Chihuly at the Musée des Beaux Arts, Montréal

I’m not doing a lot of traveling these days, except in my head–and even that is an act of time travel, as I write my way to degree completion. While some days it feels like I and my dissertation will be forever stuck in the perpetual banality of late 1987, I did take time out recently for a Montréal long weekend, one full of all the correct things: good food, beautiful art, and a companionable sharing of YouTube videos (“have you seen…? No? Well, we should watch that one next!”). It was also properly autumnal, which felt like true relief after NYC’s neverending late summer–pulling on boots and tights was yet novel enough to feel refreshing, rather than quotidian.

Of course, on my return to the States I brought the cold weather back with me, and my days since have been marked by the turn towards the chill: hot tea, early sunsets, and long walks in the wind. Montréal remains bright and warm in my memory despite these meteorological musings, however, and this is largely due to having seen Chihuly: Utterly Breathtaking, recently on view at the Musée des Beaux Arts.

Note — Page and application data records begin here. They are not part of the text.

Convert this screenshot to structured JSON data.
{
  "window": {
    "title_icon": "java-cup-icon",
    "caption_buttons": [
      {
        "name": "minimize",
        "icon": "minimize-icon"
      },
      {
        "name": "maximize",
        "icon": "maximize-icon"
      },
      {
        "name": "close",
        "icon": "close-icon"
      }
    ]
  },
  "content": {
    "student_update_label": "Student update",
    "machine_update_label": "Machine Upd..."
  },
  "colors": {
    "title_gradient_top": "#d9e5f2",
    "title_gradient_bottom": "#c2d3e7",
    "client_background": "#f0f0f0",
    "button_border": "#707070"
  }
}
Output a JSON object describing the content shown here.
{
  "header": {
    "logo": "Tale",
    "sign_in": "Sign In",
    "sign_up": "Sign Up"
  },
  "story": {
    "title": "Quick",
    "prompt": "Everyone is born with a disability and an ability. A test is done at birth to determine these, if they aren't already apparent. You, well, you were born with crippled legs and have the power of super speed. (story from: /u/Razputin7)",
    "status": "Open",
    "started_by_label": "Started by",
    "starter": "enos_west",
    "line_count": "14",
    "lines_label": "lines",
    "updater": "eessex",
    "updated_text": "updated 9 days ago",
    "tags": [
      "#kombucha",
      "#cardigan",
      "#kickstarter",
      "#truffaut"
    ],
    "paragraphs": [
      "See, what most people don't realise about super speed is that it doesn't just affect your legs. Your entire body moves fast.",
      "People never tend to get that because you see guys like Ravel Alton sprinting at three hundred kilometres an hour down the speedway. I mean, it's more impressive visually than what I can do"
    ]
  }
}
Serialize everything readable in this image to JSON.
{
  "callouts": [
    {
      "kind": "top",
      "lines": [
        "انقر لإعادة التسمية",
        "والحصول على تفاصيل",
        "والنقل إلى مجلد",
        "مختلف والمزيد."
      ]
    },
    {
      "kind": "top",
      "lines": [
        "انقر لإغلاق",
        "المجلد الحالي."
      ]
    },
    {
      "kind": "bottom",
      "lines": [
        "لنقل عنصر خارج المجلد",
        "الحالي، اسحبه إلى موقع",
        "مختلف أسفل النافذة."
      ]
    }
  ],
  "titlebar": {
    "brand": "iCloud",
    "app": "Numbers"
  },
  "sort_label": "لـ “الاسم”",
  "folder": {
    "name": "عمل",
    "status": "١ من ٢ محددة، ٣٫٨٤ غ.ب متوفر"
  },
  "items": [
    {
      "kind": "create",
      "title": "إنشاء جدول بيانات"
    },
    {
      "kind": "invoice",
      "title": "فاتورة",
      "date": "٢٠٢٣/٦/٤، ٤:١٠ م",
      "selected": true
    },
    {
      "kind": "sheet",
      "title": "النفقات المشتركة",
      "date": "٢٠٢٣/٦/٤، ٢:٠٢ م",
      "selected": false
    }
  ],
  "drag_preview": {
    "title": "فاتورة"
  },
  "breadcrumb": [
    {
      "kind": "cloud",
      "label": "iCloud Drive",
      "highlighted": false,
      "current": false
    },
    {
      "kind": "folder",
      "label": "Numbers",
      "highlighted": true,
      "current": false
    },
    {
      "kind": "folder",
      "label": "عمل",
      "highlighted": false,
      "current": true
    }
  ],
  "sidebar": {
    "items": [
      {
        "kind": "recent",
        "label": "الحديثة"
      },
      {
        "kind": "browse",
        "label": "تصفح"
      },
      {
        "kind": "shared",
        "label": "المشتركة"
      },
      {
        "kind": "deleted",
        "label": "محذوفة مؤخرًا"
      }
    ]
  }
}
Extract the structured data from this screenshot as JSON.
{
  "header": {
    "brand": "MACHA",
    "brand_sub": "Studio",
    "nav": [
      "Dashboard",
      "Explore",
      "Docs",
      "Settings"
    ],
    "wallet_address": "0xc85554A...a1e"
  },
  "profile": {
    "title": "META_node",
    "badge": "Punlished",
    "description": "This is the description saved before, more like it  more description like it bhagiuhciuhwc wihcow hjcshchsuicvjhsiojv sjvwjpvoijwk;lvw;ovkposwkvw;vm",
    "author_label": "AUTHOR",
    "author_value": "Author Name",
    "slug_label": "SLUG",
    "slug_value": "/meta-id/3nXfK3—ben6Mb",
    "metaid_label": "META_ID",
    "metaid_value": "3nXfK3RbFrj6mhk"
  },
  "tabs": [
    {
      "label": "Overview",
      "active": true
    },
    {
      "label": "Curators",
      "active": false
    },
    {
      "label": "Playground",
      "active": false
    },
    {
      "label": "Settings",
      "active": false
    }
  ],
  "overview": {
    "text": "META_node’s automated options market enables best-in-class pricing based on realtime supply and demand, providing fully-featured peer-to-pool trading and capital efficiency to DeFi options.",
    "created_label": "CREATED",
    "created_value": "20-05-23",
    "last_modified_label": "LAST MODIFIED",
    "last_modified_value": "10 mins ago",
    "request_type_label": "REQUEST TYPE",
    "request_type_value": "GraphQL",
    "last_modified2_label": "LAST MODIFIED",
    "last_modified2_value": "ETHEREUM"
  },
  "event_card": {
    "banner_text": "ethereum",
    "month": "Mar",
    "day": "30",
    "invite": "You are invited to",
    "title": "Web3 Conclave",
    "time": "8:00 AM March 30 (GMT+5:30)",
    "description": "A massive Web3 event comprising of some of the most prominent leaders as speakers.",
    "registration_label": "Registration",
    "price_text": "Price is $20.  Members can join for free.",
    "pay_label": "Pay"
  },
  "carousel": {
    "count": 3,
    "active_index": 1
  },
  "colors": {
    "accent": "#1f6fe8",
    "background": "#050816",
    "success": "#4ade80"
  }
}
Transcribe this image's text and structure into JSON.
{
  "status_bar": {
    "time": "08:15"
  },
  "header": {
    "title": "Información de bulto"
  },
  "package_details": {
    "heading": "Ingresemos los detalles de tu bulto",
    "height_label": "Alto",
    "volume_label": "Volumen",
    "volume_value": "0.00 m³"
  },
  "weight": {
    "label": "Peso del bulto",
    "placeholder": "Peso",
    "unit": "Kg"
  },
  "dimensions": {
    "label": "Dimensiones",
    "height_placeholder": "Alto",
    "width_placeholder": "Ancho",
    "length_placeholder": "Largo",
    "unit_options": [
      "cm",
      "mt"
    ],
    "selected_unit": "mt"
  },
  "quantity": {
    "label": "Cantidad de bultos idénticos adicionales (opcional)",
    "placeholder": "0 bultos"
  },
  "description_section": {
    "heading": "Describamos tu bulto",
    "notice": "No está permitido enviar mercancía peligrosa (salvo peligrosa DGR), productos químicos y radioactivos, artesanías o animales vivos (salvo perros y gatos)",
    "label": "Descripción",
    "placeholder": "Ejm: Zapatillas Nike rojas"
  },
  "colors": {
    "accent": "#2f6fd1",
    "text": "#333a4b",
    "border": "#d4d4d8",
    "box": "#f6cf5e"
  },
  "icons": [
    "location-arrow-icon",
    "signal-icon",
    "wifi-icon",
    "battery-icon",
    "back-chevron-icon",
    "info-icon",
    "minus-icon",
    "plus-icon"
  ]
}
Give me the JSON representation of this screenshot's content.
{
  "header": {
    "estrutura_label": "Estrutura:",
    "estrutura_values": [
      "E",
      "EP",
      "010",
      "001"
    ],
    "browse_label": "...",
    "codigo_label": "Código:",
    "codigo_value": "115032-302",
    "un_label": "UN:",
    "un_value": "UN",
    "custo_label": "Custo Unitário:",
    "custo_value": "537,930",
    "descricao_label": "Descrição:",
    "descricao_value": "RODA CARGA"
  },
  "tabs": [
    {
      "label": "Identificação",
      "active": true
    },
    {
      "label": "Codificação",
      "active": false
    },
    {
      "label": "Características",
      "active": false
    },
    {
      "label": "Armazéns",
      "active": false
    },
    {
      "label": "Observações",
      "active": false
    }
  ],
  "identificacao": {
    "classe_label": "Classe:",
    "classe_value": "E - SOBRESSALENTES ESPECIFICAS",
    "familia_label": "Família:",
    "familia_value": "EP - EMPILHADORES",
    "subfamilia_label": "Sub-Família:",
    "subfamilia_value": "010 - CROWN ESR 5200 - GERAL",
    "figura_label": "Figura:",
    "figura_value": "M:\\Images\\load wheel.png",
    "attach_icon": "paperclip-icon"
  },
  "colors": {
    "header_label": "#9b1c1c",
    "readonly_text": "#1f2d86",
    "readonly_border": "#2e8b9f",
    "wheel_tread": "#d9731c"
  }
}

To photograph this exhibit was to consciously impose narrative; the site-specific installations were too large to be photographed in their totality, and with glass as the central medium, the visual interest regularly fluctuated between the enormity of those installations and particulate matter of the smallest scale in any case. Still, the warmth of the strong colors, the playful exuberance of Chihuly’s sculptural forms–for me, at least, these photographs do begin to capture the smiles and awe of the exhibit experience. And as the year comes to a close and the sunlight fades, it’s these brightnesses which will provide some joyful sustenance. Such memories make a turn back to the grindstone less painful for the nose.